A heat pump is effective during milder climates, but they are not that effective when the average temperature falls below 40 degrees Fahrenheit. Why? A heat pump does not generate heat but generally transfers heat from one place to another.
An electric heat strip is pretty effective during these colder seasons. It works well when defrosting the air in your home.
Technically, no technician will be able to tell you how long your heating system will last. Also, the lifespan of your heating system will greatly depend on how you maintain your heating system.
But on average, a heat pump will last for more than ten years and not later than 15 years, interesting, right? I mean, you have ten years of nothing but warm temperatures during winter and cool air during summer.
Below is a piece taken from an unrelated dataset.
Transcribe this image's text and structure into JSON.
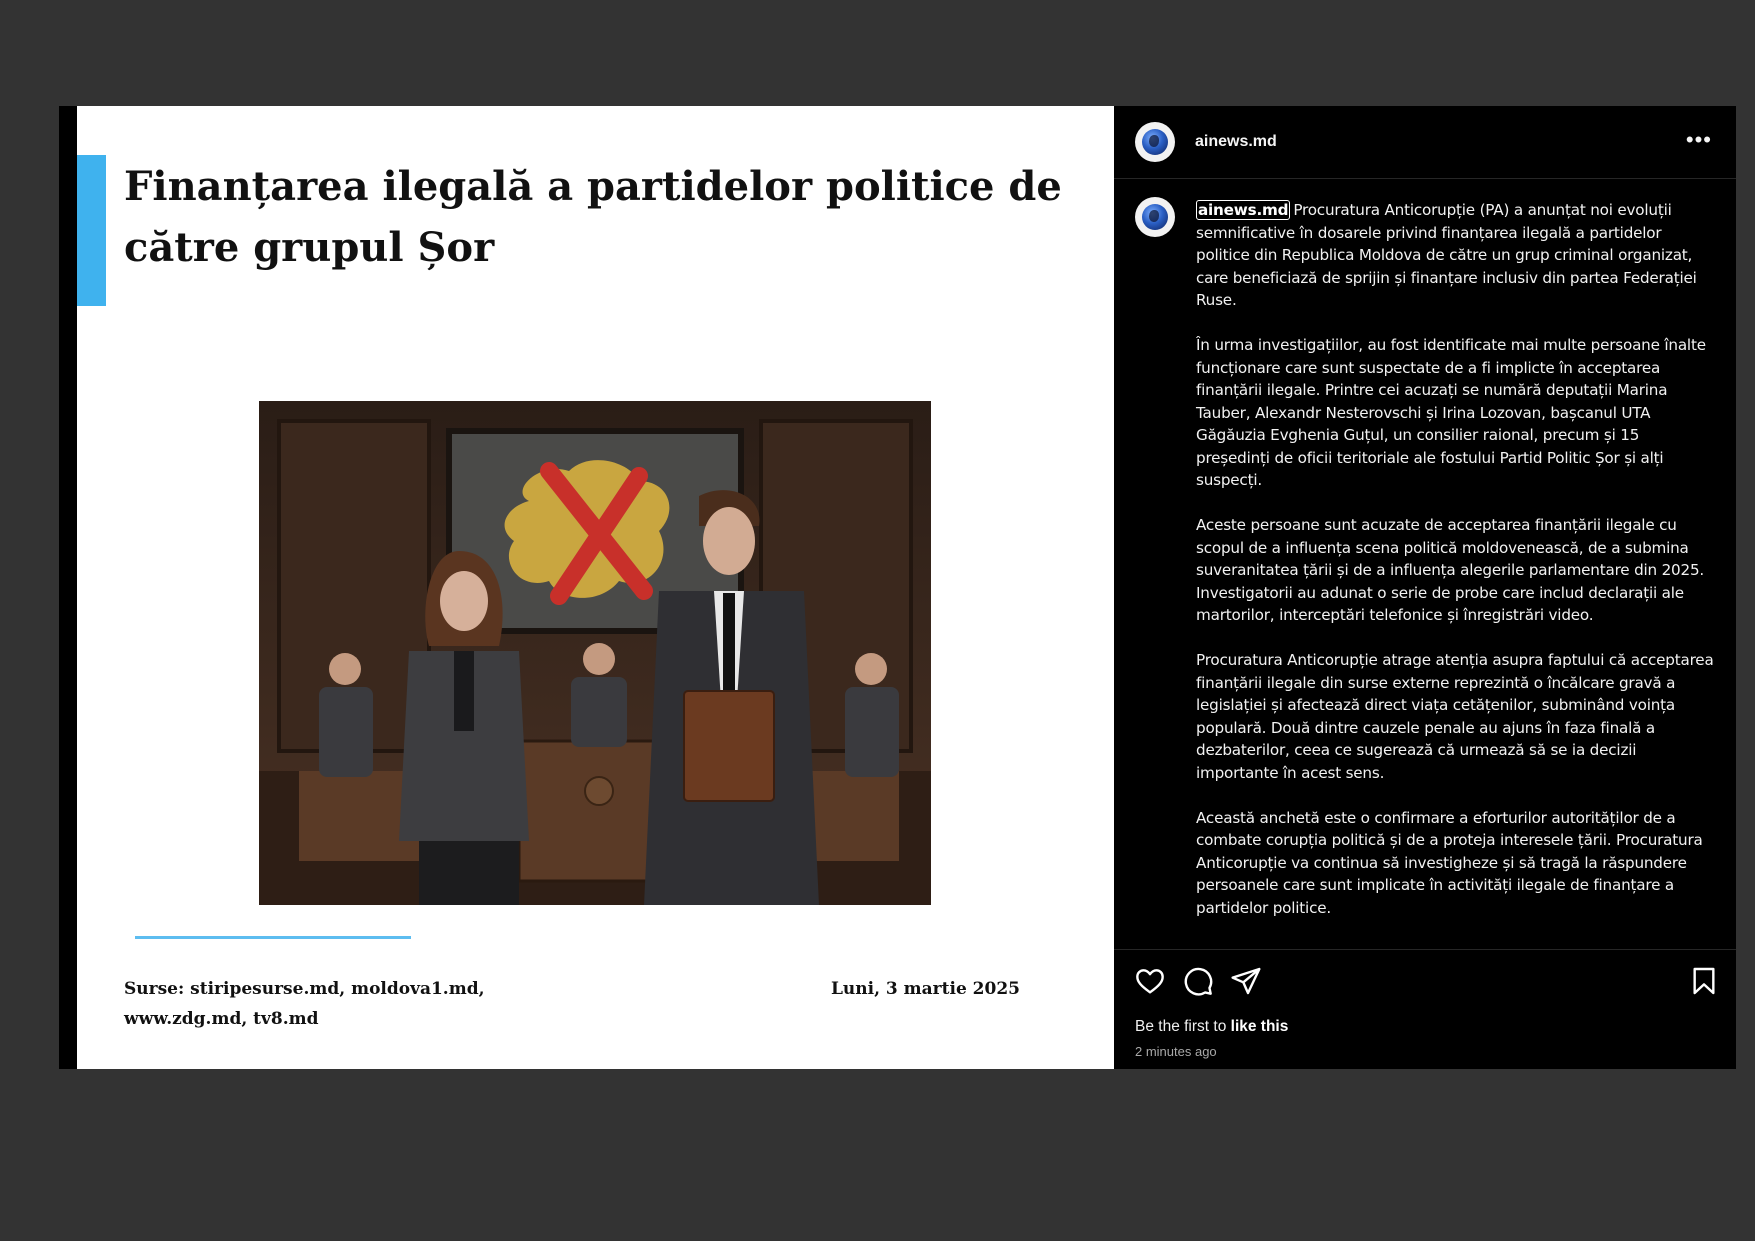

The lifespan of a heat strip will also depend on how you maintain it but on average, heat strips will last ten years or more.
Frequently Asked Questions About Heat Strip Vs. Heat Pump
So many people ask questions about heat pumps vs. heat strips, and I know you have a few questions as well. Here are some examples of the frequently asked questions;
Do heat strips come on automatically with a heat pump?
So, your heat pump should include electric heat strips, so most heat pumps have them. When the heat pump breaks down, they are used as emergency heat and cannot keep your home warm.
With the emergency heat running, the outdoor unit is locked, and then heat is provided by the electric heat strips only.
Why does a heat pump have heat strips?
They are there for emergency use. They help the heat pumps increase the temperature of the air being pulled out by the unit.
In addition to this heating method, heat pumps use heat strips coils as an auxiliary heating source if the unit cannot convert the outside air as quickly as possible.
Do all heat pumps have heat strips?
No. Not all heat pump systems are equipped with an electric heat strip component. But keep in mind that most heat pumps do have electric heat strips.
It is beneficial to have them so that your heat pump fan blows air across the heat strips, and they can distribute that heat out across the room of your house.
Which is better, heat pump or heat strips?
A lot has been said between the two heating systems, and I know you also have one you are opting for.
A heat pump is better than a heat strip despite the drawbacks. Why? A heat pump is more efficient than a heat strip, and the fact that you can supplement it with a heat strip kit blows my mind more.
So you are still covered even when the weather is freezing, and you are worried your heat pump may break down.
On the other hand, an electric heat strip also outdoes a heat pump as it works flawlessly in areas where the temperatures are way below average; something a heat pump cannot perform fully.
The Bottom Line
These two heating systems are the industry go-to for residential use, especially if you do not live in a no sunshine State.
So, as we prepare for the winter season, do not freeze out to death, yet you can install a heating system in your home and enjoy the warm temperatures.
Install an electric heat strip if;
- You live in a freezing environment as heat strips perform best in areas where the weather is freezing.
- You want something that will not take much of your time when installing it.
- You are looking for a cost-effective heating system.
Install an electric heat pump if;
- You are looking for a low-budget heating system.
- You live in an area where the temperatures are not extremely cold.
- You want something safe to use and easy to maintain simultaneously.